On World Thyroid Day, May 25th, Dr Srirupa Das, Director, Medical Affairs, Abbott India reviews the burden of hypothyroidism in India and explains to Viveka Roychowdhury how timely detection and treatment of this condition might prevent related complications from occurring
What is the incidence and disease burden of hypothyroidism in India? How do these figures compare to the rest of the world?
Hypothyroidism, also called underactive thyroid, is when thyroid gland does not produce enough thyroid hormone. The initial symptoms are difficult to notice, and include fatigue, weight gain and feeling cold. Though the condition may progress slowly, if left untreated, hypothyroidism can lead to various health consequences.1 Thus, the condition can contribute significantly to the non-communicable disease burden in the country.
Studies show that the prevalence of hypothyroidism in developed countries is about 4–5 per cent whereas in India its 10 per cent.2 Even if we do not take into consideration that rural areas of India may under-report this condition, rates in India are more than double developed countries.
Why is early diagnosis critical?

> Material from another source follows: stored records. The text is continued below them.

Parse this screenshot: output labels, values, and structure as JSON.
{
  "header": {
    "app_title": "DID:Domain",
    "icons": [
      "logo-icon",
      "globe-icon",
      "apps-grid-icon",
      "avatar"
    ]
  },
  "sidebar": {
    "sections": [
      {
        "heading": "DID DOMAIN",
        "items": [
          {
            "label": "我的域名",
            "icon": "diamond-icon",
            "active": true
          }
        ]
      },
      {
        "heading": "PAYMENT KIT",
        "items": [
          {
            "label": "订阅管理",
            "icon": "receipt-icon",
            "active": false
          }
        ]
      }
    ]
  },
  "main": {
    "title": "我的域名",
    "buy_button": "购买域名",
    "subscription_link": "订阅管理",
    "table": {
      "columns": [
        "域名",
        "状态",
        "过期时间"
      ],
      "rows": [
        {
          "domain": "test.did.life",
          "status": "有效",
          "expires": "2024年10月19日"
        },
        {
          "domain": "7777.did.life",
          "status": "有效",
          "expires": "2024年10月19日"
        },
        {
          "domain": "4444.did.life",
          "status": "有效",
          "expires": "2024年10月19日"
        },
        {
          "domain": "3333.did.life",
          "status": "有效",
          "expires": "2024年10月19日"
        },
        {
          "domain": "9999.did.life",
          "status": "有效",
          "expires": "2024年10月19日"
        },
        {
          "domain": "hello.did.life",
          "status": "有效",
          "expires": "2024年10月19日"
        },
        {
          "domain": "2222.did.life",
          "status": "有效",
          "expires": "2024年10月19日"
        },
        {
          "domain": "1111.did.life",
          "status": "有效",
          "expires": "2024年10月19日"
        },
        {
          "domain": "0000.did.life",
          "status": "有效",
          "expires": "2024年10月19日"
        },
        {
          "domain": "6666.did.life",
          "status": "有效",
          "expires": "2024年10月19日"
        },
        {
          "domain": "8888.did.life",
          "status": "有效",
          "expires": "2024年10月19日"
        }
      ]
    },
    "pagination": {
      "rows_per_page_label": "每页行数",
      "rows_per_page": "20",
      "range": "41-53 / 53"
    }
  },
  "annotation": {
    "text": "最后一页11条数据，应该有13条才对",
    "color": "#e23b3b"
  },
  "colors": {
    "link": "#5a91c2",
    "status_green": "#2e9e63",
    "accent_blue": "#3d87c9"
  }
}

Diagnosing hypothyroidism is challenging. The same symptoms of thyroid disorder are also common in other diseases. An analysis of newly diagnosed patients in India shows that fatigue is the most common symptom, followed by weight gain with poor appetite, poor memory and concentration, constipation, shortness of breath and feeling cold.3 If you consider that almost everyone has experienced one of these symptoms at some point without having a thyroid disorder, you can see how easy it is to ignore symptoms. Moreover, the symptoms may not be severe enough or recur noticeably to prompt a patient to consult a doctor.
Nonetheless, hypothyroidism needs to be taken seriously because the condition can progress and cause impairment in health-related quality of life.4 Patients with hypothyroidism show a greater propensity for comorbidities and complications as compared to the general population. There are evidences which suggest hypothyroidism may exacerbate diabetes- and hypertension-related complications.4 Moreover, pre-menopausal women with thyroid frequently report menstrual abnormalities such as menorrhagia, irregular cycle and inter-menstrual bleeding.5 Early diagnosis allows us to treat and manage the condition in a timely manner, which helps in improving health-related quality of life and might prevent related complications from occurring.
What are the treatment and management strategies?
Treatment of choice for hypothyroidism is thyroxine sodium, a once-a-day oral medication, which should only be taken in consultation with your doctor.
Conventionally, hypothyroid patients are advised to take thyroxine sodium tablet on an empty stomach half an hour before breakfast to prevent impairment of absorption by food. Monitoring thyroid function during therapy involves measuring TSH. It is recommended that the TSH is measured 6–8 weeks after initiation of, or a change in thyroxine sodium dose. Once the patient is on a stable dose of thyroxine sodium, annual monitoring of TSH is recommended.
Given the link between hypothyroidism and diabetes / hypertension in India, what are the latest insights on screening in the Indian population?
Screening can help ensure early detection and thus better management of hypothyroidism, before it leads to serious cardiovascular and neurological complications. Data shows high prevalence of hypothyroidism in Indian patients with Type 2 diabetes (26.9 per cent) and hypertension (31.2 per cent).5 There are evidences which suggest hypothyroidism may exacerbate diabetes- and hypertension-related complications.5 Moreover, data from India’s largest registry of newly diagnosed hypothyroidism patients shows that more than 70 per cent of patients were women, 86 per cent resided in urban areas, 65 per cent were in the age group of 18-45 years and more than 75 per cent were in upper or upper-middle socio-economic classes.3 While such trends are only indicative, we can consider them and increase focus on screening for young and middle aged women.
What difference has screening and early diagnosis made in other countries?
Screening for thyroid dysfunction allows early detection and appropriate treatment. Although universal screening for thyroid dysfunction in asymptomatic non-pregnant adults is not recommended, international guidelines from the American Thyroid Association and American Association of Clinical Endocrinologists recommends aggressive case finding in those with autoimmune diseases, family history of thyroid diseases, those with a history of neck radiation to the thyroid gland, patients with psychiatric disorders, dyslipidemia, hypertension. Diagnosing hypothyroidism in these patients early in the course of disease has helped to manage the condition better.
1 Indian J Endocrinol Metab. 2011 Jul; 15(Suppl2): S78–S81.
2 Indian J Endocrinol Metab. 2013 Jul-Aug; 17(4): 647–652.
3 Indian J Endocrinol Metab. 2017 Mar-Apr; 21(2): 302–307.
4 JAMA. 2018;320(13):1349–1359.
4 Diabetes, Metabolic Syndrome and Obesity: Targets and Therapy 2019:12 369–376
5 Endocr Rev. 2010;31(5):702-755